Guidelines for contributors, also meant to reflect the site's "values", contain some sensible advice. This includes breaking down ideas into bullet points, thinking about who is likely to read and promote articles, and footnoting facts. 

The guidelines also suggest focusing on what people will "still want to read in six, 12 or 24 months" and that will "be of interest to someone in Cincinnati or Perth as well as Vancouver or St Petersburg and Cape Town and Edinburgh" – though it's not quite clear how one of Montgomerie's early contributions, a defence of George Osborne's editorship of the Evening Standard, quite fits that global criteria. I'm sure it has nothing to do with the full page comment piece Montgomerie got in Osborne's paper to bemoan the deficiencies of modern media on the day UnHerd launched. 

UnHerd's mascot  – a cow – has also created some confusion, compounded by another line in the writing tips describing it as "a cow, who like our target readers, tends to avoid herds and behave in unmissable ways as a result". At least Montgomerie only picked the second-most famous poster animal for herding behaviour. It could have been a sheep. In any case, the line has since disappeared from the post – suggesting the zoological inadequacy of the metaphor may have been recognised. 

There is one way in which UnHerd perfectly embodies its stated aim of avoiding the new – the idea that we need to address the frenetic nature of modern news has been around for years.

"Slow news" – a more considered approach to what's going on in the world that takes in the bigger picture – has been talked about since at least the beginning of this decade.

In fact, it's been around so long that it has become positively mainstream. That pusher of rolling coverage the BBC has been talking about using slow news to counteract fake news, and Montgomerie's old employers, the Times decided last year to move to publishing digital editions at set points during the day, rather than constantly updating as stories break. Even the Guardian – which has most enthusiastically embraced the crack-cocaine of rolling web coverage, the live blog – also publishes regular long reads taking a deep dive into a weighty subject. 
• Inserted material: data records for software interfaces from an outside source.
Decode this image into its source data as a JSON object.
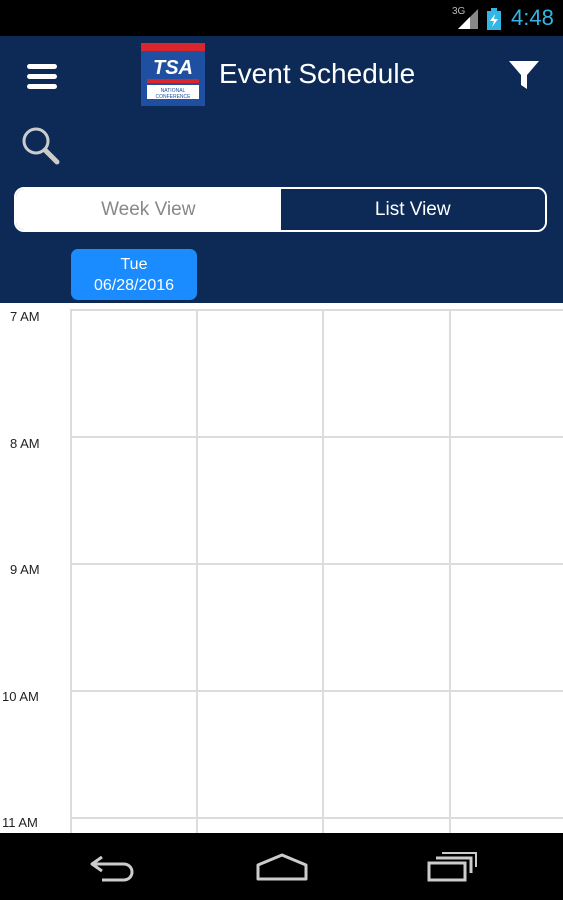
{
  "status_bar": {
    "network": "3G",
    "time": "4:48"
  },
  "header": {
    "title": "Event Schedule",
    "logo_text": "TSA",
    "logo_subtext": "NATIONAL CONFERENCE"
  },
  "view_toggle": {
    "week_label": "Week View",
    "list_label": "List View",
    "selected": "List View"
  },
  "date_chip": {
    "day": "Tue",
    "date": "06/28/2016"
  },
  "schedule": {
    "time_labels": [
      "7 AM",
      "8 AM",
      "9 AM",
      "10 AM",
      "11 AM"
    ]
  },
  "colors": {
    "header_bg": "#0d2a56",
    "accent": "#1a8cff",
    "status_time": "#33b5e5"
  },
  "icons": [
    "menu-icon",
    "filter-icon",
    "search-icon",
    "back-icon",
    "home-icon",
    "recent-apps-icon"
  ]
}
UnHerd may well find an audience particularly attuned to its approach and values. It intends to introduce paid services – an especially good idea given the perverse incentives to chase traffic that come with relying on digital advertising. The ethos it is pitching may well help persuade people to pay, and I don't doubt Montgomerie will be able to find good writers who will deal with big ideas in interesting ways. 

But the idea UnHerd is offering a groundbreaking solution to information overload is faintly ludicrous. There are plenty of ways for people to disengage from the news cycle – and plenty of sources of information and good writing that allow people to do it while staying informed. It's just that given so many opportunities to stay up to date with what has just happened, few people decide they would rather not know.